## Goal of the exercise:
Report the lines of the data below that contain the string "name".

(Records excerpted from a collection)
------------------------------------

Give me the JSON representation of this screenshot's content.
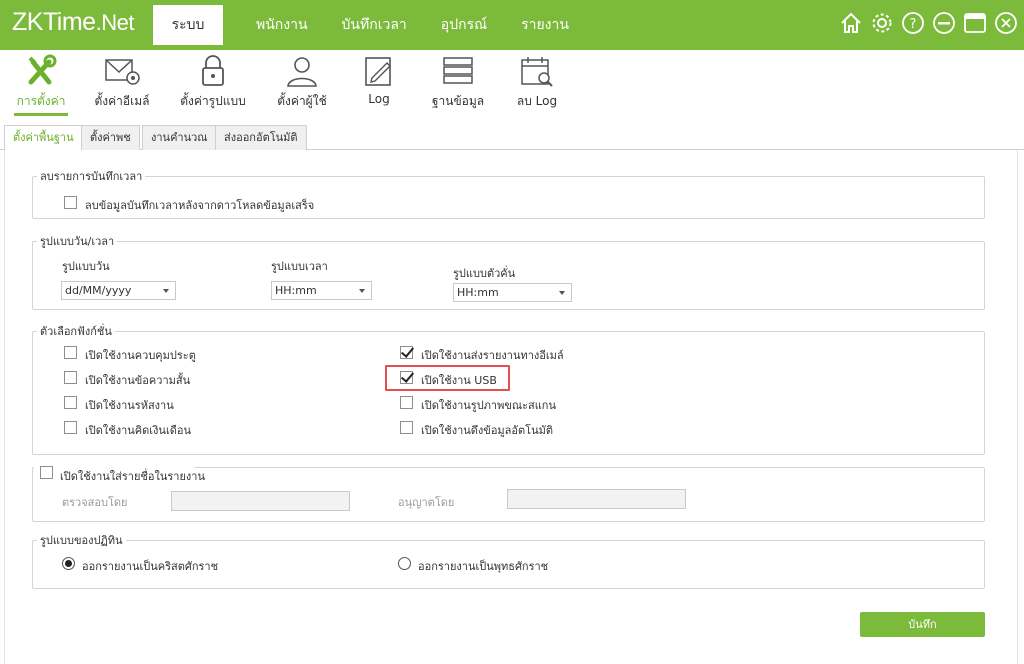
{
  "app": {
    "logo_main": "ZKTime",
    "logo_suffix": ".Net"
  },
  "nav": {
    "items": [
      "ระบบ",
      "พนักงาน",
      "บันทึกเวลา",
      "อุปกรณ์",
      "รายงาน"
    ]
  },
  "window_icons": [
    "home-icon",
    "settings-icon",
    "help-icon",
    "minimize-icon",
    "maximize-icon",
    "close-icon"
  ],
  "toolbar": {
    "items": [
      {
        "label": "การตั้งค่า",
        "icon": "tools-icon"
      },
      {
        "label": "ตั้งค่าอีเมล์",
        "icon": "email-settings-icon"
      },
      {
        "label": "ตั้งค่ารูปแบบ",
        "icon": "lock-icon"
      },
      {
        "label": "ตั้งค่าผู้ใช้",
        "icon": "user-icon"
      },
      {
        "label": "Log",
        "icon": "edit-log-icon"
      },
      {
        "label": "ฐานข้อมูล",
        "icon": "database-icon"
      },
      {
        "label": "ลบ Log",
        "icon": "delete-log-icon"
      }
    ]
  },
  "subtabs": [
    "ตั้งค่าพื้นฐาน",
    "ตั้งค่าพช",
    "งานคำนวณ",
    "ส่งออกอัตโนมัติ"
  ],
  "delete_records": {
    "legend": "ลบรายการบันทึกเวลา",
    "option": "ลบข้อมูลบันทึกเวลาหลังจากดาวโหลดข้อมูลเสร็จ",
    "checked": false
  },
  "format": {
    "legend": "รูปแบบวัน/เวลา",
    "date_label": "รูปแบบวัน",
    "date_value": "dd/MM/yyyy",
    "time_label": "รูปแบบเวลา",
    "time_value": "HH:mm",
    "sep_label": "รูปแบบตัวคั่น",
    "sep_value": "HH:mm"
  },
  "functions": {
    "legend": "ตัวเลือกฟังก์ชั่น",
    "left": [
      {
        "label": "เปิดใช้งานควบคุมประตู",
        "checked": false
      },
      {
        "label": "เปิดใช้งานข้อความสั้น",
        "checked": false
      },
      {
        "label": "เปิดใช้งานรหัสงาน",
        "checked": false
      },
      {
        "label": "เปิดใช้งานคิดเงินเดือน",
        "checked": false
      }
    ],
    "right": [
      {
        "label": "เปิดใช้งานส่งรายงานทางอีเมล์",
        "checked": true
      },
      {
        "label": "เปิดใช้งาน USB",
        "checked": true
      },
      {
        "label": "เปิดใช้งานรูปภาพขณะสแกน",
        "checked": false
      },
      {
        "label": "เปิดใช้งานดึงข้อมูลอัตโนมัติ",
        "checked": false
      }
    ]
  },
  "signature": {
    "legend": "เปิดใช้งานใส่รายชื่อในรายงาน",
    "checked": false,
    "checked_by_label": "ตรวจสอบโดย",
    "approved_by_label": "อนุญาตโดย",
    "checked_by_value": "",
    "approved_by_value": ""
  },
  "calendar": {
    "legend": "รูปแบบของปฏิทิน",
    "option_christian": "ออกรายงานเป็นคริสตศักราช",
    "option_buddhist": "ออกรายงานเป็นพุทธศักราช",
    "selected": "christian"
  },
  "save_label": "บันทึก",
  "colors": {
    "brand_green": "#7cba3c",
    "highlight_red": "#e05050"
  }
}
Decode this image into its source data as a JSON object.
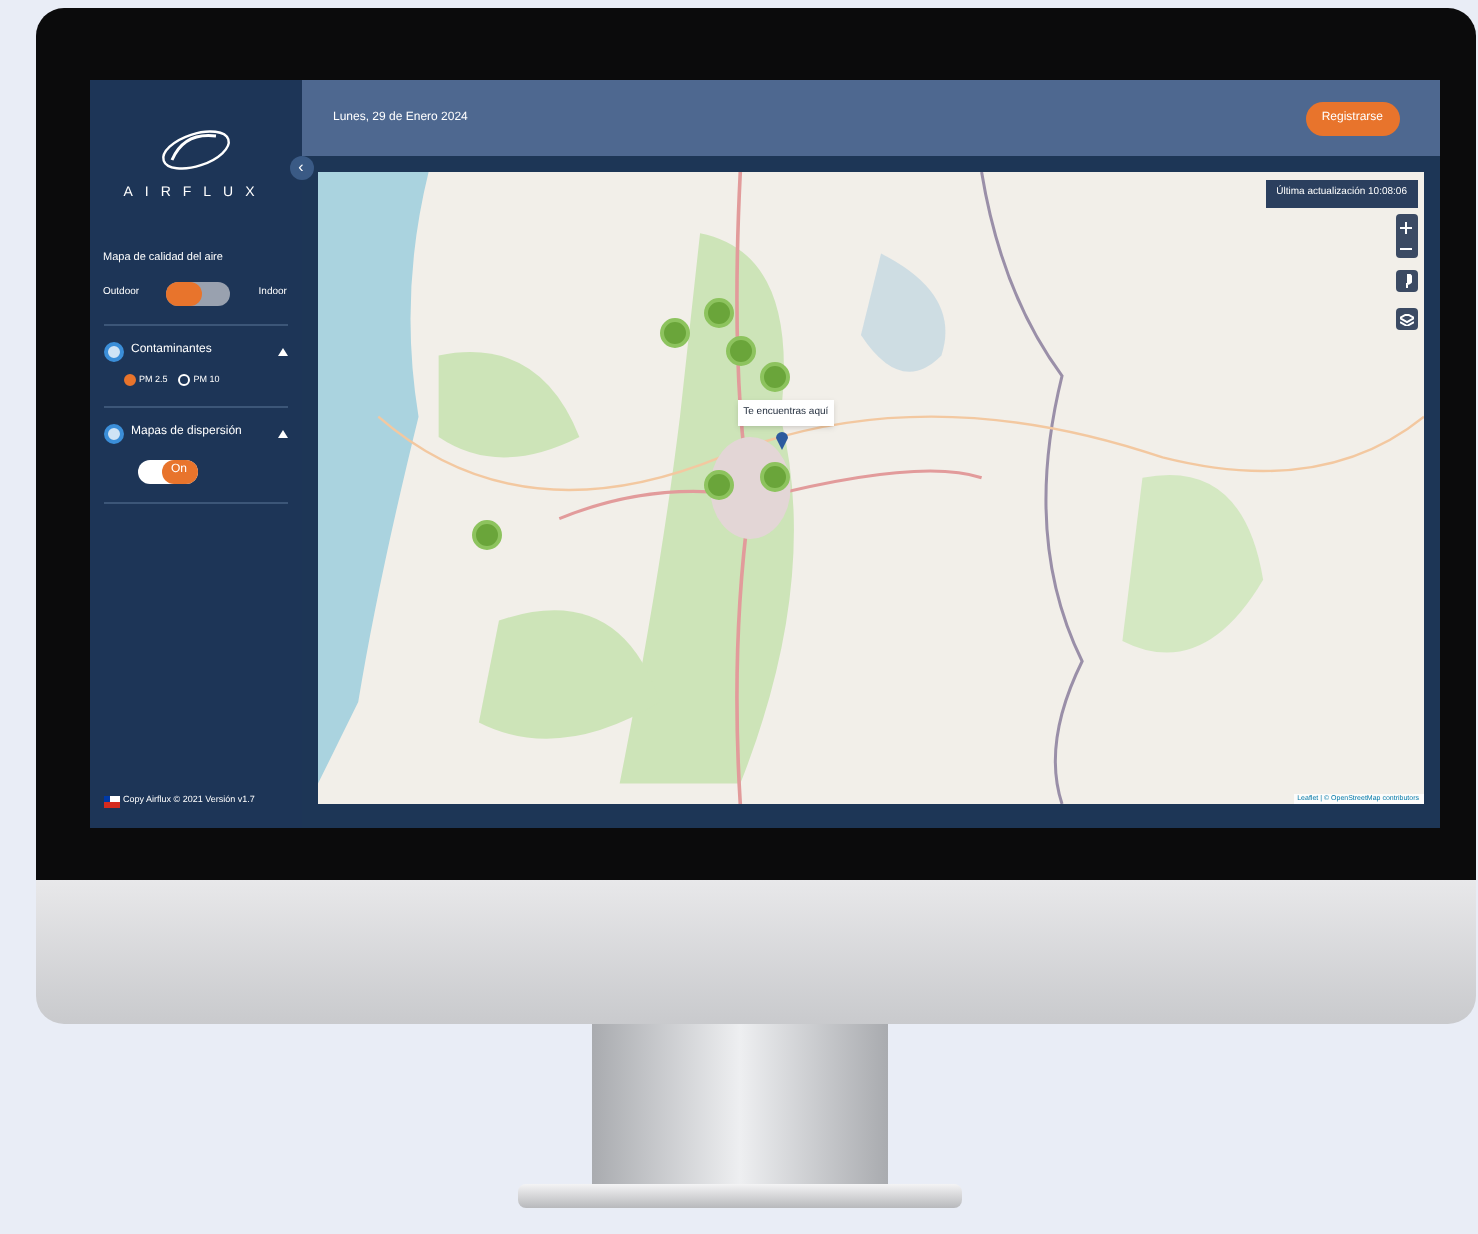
{
  "sidebar": {
    "logo_text": "AIRFLUX",
    "collapse_icon": "‹",
    "map_title": "Mapa de calidad del aire",
    "mode_toggle": {
      "left_label": "Outdoor",
      "right_label": "Indoor",
      "outdoor_selected": true
    },
    "sections": [
      {
        "title": "Contaminantes",
        "expanded": true,
        "kind": "radios",
        "options": [
          {
            "label": "PM 2.5",
            "selected": true
          },
          {
            "label": "PM 10",
            "selected": false
          }
        ]
      },
      {
        "title": "Mapas de dispersión",
        "expanded": true,
        "kind": "toggle",
        "toggle": {
          "label": "On",
          "on": true
        }
      }
    ],
    "footer": "Copy Airflux © 2021 Versión v1.7"
  },
  "header": {
    "date": "Lunes, 29 de Enero 2024",
    "button": "Registrarse"
  },
  "map": {
    "last_update": "Última actualización 10:08:06",
    "popup": "Te encuentras aquí",
    "attribution": "Leaflet | © OpenStreetMap contributors"
  }
}
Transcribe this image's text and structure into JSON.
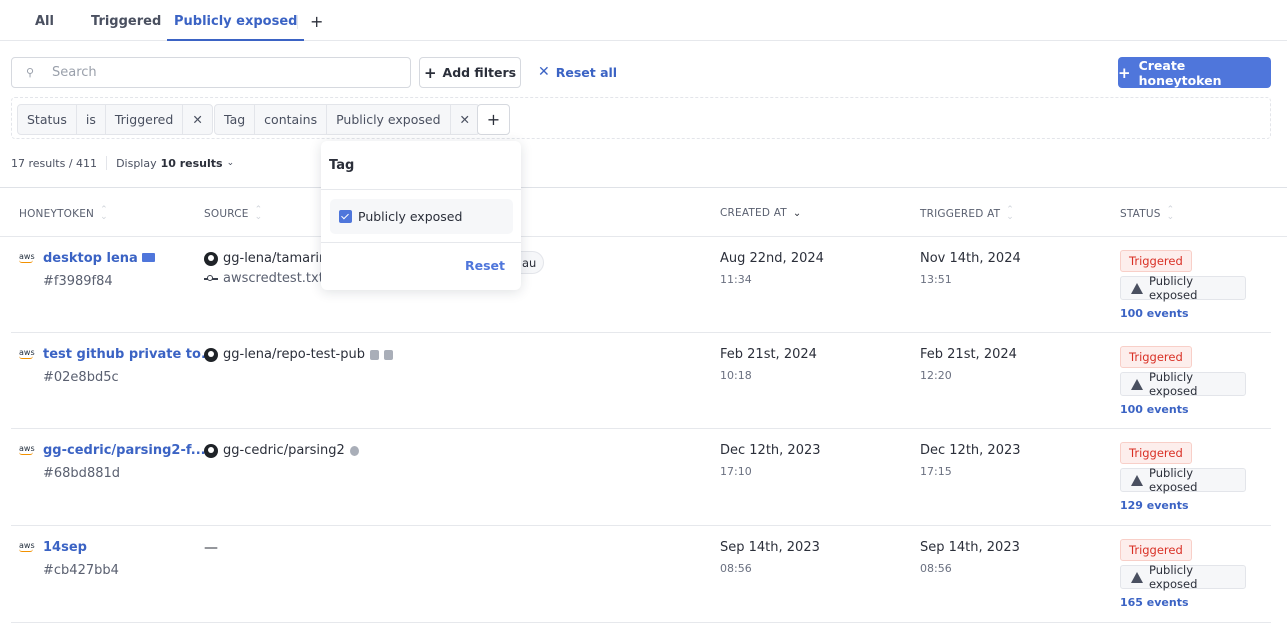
{
  "tabs": [
    {
      "label": "All",
      "active": false
    },
    {
      "label": "Triggered",
      "active": false
    },
    {
      "label": "Publicly exposed",
      "active": true
    }
  ],
  "tab_add_label": "+",
  "toolbar": {
    "search_placeholder": "Search",
    "search_value": "",
    "add_filters_label": "Add filters",
    "reset_all_label": "Reset all",
    "create_label": "Create honeytoken"
  },
  "filters": [
    {
      "field": "Status",
      "operator": "is",
      "value": "Triggered"
    },
    {
      "field": "Tag",
      "operator": "contains",
      "value": "Publicly exposed"
    }
  ],
  "results": {
    "count": "17 results",
    "total": "/ 411",
    "display_prefix": "Display",
    "display_value": "10 results"
  },
  "columns": {
    "honeytoken": "HONEYTOKEN",
    "source": "SOURCE",
    "created_at": "CREATED AT",
    "triggered_at": "TRIGGERED AT",
    "status": "STATUS"
  },
  "rows": [
    {
      "provider": "aws",
      "name": "desktop lena",
      "id": "#f3989f84",
      "source": "gg-lena/tamarin",
      "source_file": "awscredtest.txt",
      "tag_partial": "au",
      "created_date": "Aug 22nd, 2024",
      "created_time": "11:34",
      "triggered_date": "Nov 14th, 2024",
      "triggered_time": "13:51",
      "status": "Triggered",
      "tag": "Publicly exposed",
      "events": "100 events"
    },
    {
      "provider": "aws",
      "name": "test github private to...",
      "id": "#02e8bd5c",
      "source": "gg-lena/repo-test-pub",
      "created_date": "Feb 21st, 2024",
      "created_time": "10:18",
      "triggered_date": "Feb 21st, 2024",
      "triggered_time": "12:20",
      "status": "Triggered",
      "tag": "Publicly exposed",
      "events": "100 events"
    },
    {
      "provider": "aws",
      "name": "gg-cedric/parsing2-f...",
      "id": "#68bd881d",
      "source": "gg-cedric/parsing2",
      "created_date": "Dec 12th, 2023",
      "created_time": "17:10",
      "triggered_date": "Dec 12th, 2023",
      "triggered_time": "17:15",
      "status": "Triggered",
      "tag": "Publicly exposed",
      "events": "129 events"
    },
    {
      "provider": "aws",
      "name": "14sep",
      "id": "#cb427bb4",
      "source": "—",
      "created_date": "Sep 14th, 2023",
      "created_time": "08:56",
      "triggered_date": "Sep 14th, 2023",
      "triggered_time": "08:56",
      "status": "Triggered",
      "tag": "Publicly exposed",
      "events": "165 events"
    }
  ],
  "popover": {
    "title": "Tag",
    "option_label": "Publicly exposed",
    "option_checked": true,
    "reset_label": "Reset"
  },
  "colors": {
    "accent": "#4f76db",
    "link": "#3b63c4",
    "triggered": "#d93025"
  }
}
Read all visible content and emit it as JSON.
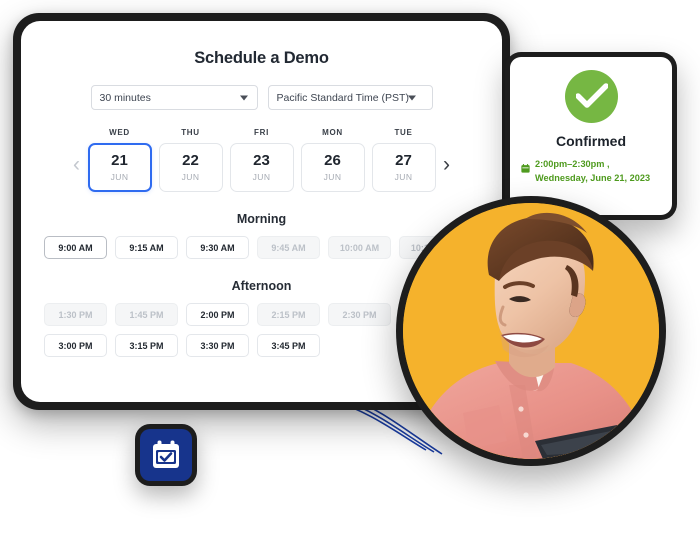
{
  "scheduler": {
    "title": "Schedule a Demo",
    "duration_select": {
      "value": "30 minutes",
      "icon": "chevron-down-icon"
    },
    "timezone_select": {
      "value": "Pacific Standard Time (PST)",
      "icon": "chevron-down-icon"
    },
    "nav": {
      "prev": "‹",
      "next": "›"
    },
    "dates": [
      {
        "dow": "WED",
        "day": "21",
        "month": "JUN",
        "selected": true
      },
      {
        "dow": "THU",
        "day": "22",
        "month": "JUN",
        "selected": false
      },
      {
        "dow": "FRI",
        "day": "23",
        "month": "JUN",
        "selected": false
      },
      {
        "dow": "MON",
        "day": "26",
        "month": "JUN",
        "selected": false
      },
      {
        "dow": "TUE",
        "day": "27",
        "month": "JUN",
        "selected": false
      }
    ],
    "morning": {
      "heading": "Morning",
      "slots": [
        {
          "label": "9:00 AM",
          "state": "available"
        },
        {
          "label": "9:15 AM",
          "state": "available"
        },
        {
          "label": "9:30 AM",
          "state": "available"
        },
        {
          "label": "9:45 AM",
          "state": "disabled"
        },
        {
          "label": "10:00 AM",
          "state": "disabled"
        },
        {
          "label": "10:15 AM",
          "state": "disabled"
        }
      ]
    },
    "afternoon": {
      "heading": "Afternoon",
      "slots_row1": [
        {
          "label": "1:30 PM",
          "state": "disabled"
        },
        {
          "label": "1:45 PM",
          "state": "disabled"
        },
        {
          "label": "2:00 PM",
          "state": "available"
        },
        {
          "label": "2:15 PM",
          "state": "disabled"
        },
        {
          "label": "2:30 PM",
          "state": "disabled"
        },
        {
          "label": "",
          "state": "disabled"
        }
      ],
      "slots_row2": [
        {
          "label": "3:00 PM",
          "state": "available"
        },
        {
          "label": "3:15 PM",
          "state": "available"
        },
        {
          "label": "3:30 PM",
          "state": "available"
        },
        {
          "label": "3:45 PM",
          "state": "available"
        }
      ]
    }
  },
  "confirmation": {
    "icon": "check-circle-icon",
    "title": "Confirmed",
    "detail_icon": "calendar-icon",
    "time_range": "2:00pm–2:30pm ,",
    "date_line": "Wednesday, June 21, 2023"
  },
  "app_icon": {
    "name": "calendar-check-icon"
  },
  "photo": {
    "name": "person-portrait"
  },
  "colors": {
    "accent_blue": "#2f6bf0",
    "blue_accent_shape": "#5b84ec",
    "confirm_green": "#76b743",
    "confirm_text_green": "#4f9b1f",
    "photo_bg_yellow": "#f5b22c",
    "app_icon_navy": "#17348c",
    "frame_dark": "#1d1d1d"
  }
}
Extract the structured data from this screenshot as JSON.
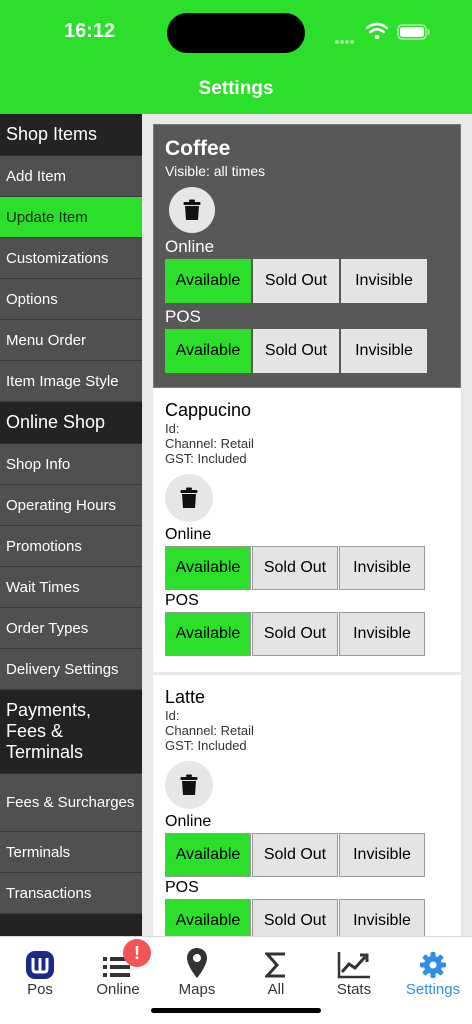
{
  "status": {
    "time": "16:12"
  },
  "header": {
    "title": "Settings"
  },
  "sidebar": {
    "groups": [
      {
        "title": "Shop Items",
        "items": [
          "Add Item",
          "Update Item",
          "Customizations",
          "Options",
          "Menu Order",
          "Item Image Style"
        ]
      },
      {
        "title": "Online Shop",
        "items": [
          "Shop Info",
          "Operating Hours",
          "Promotions",
          "Wait Times",
          "Order Types",
          "Delivery Settings"
        ]
      },
      {
        "title": "Payments, Fees & Terminals",
        "items": [
          "Fees & Surcharges",
          "Terminals",
          "Transactions"
        ]
      }
    ],
    "active_item": "Update Item"
  },
  "category": {
    "title": "Coffee",
    "visibility": "Visible: all times",
    "online_label": "Online",
    "pos_label": "POS",
    "buttons": [
      "Available",
      "Sold Out",
      "Invisible"
    ]
  },
  "items": [
    {
      "name": "Cappucino",
      "id": "Id:",
      "channel": "Channel: Retail",
      "gst": "GST: Included",
      "online_label": "Online",
      "pos_label": "POS",
      "buttons": [
        "Available",
        "Sold Out",
        "Invisible"
      ]
    },
    {
      "name": "Latte",
      "id": "Id:",
      "channel": "Channel: Retail",
      "gst": "GST: Included",
      "online_label": "Online",
      "pos_label": "POS",
      "buttons": [
        "Available",
        "Sold Out",
        "Invisible"
      ]
    }
  ],
  "tabs": [
    {
      "label": "Pos",
      "icon": "pos-logo-icon"
    },
    {
      "label": "Online",
      "icon": "list-icon",
      "badge": "!"
    },
    {
      "label": "Maps",
      "icon": "map-pin-icon"
    },
    {
      "label": "All",
      "icon": "sigma-icon"
    },
    {
      "label": "Stats",
      "icon": "chart-icon"
    },
    {
      "label": "Settings",
      "icon": "gear-icon"
    }
  ],
  "colors": {
    "accent": "#2bdf2b",
    "tab_active": "#2f8fe8",
    "badge": "#f25555"
  }
}
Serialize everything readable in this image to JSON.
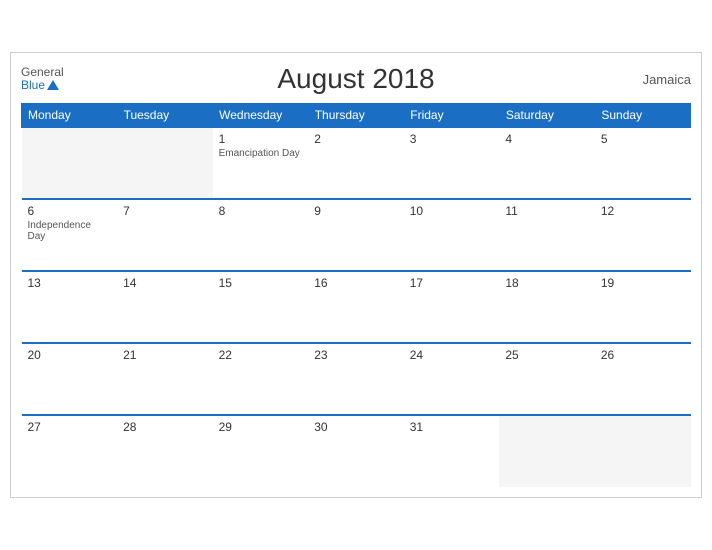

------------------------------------

## Problem solution:
      "name": "desktop lena",
      "name": "test github private to...",
      "name": "gg-cedric/parsing2-f...",
      "name": "14sep",
    "name": "calendar-check-icon"
    "name": "person-portrait"
      "name": "Cappucino",
      "name": "Latte",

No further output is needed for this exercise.